[[ RECORDS TO USE, beginning ]]
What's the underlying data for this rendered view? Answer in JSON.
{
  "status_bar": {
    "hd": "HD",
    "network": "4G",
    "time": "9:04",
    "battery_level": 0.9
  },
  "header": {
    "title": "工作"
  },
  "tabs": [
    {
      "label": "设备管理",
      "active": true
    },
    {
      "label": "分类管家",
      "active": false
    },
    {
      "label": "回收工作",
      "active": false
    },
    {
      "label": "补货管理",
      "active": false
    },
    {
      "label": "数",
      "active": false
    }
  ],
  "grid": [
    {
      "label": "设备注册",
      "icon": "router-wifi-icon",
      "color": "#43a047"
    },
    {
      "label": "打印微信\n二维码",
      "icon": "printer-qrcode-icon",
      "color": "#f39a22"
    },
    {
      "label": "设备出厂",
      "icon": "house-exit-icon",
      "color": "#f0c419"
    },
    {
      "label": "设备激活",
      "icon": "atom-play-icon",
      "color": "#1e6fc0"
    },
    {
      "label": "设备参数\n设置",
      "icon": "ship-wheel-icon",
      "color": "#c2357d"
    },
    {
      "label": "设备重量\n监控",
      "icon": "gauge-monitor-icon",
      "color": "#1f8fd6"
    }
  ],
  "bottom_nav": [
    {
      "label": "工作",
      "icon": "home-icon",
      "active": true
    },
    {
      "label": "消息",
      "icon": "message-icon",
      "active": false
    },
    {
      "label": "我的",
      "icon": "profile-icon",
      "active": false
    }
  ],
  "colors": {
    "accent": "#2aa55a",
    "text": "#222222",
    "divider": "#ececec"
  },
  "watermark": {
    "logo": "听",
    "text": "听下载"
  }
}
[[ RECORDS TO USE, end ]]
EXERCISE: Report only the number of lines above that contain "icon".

SOLUTION FOR THIS PROBLEM: 9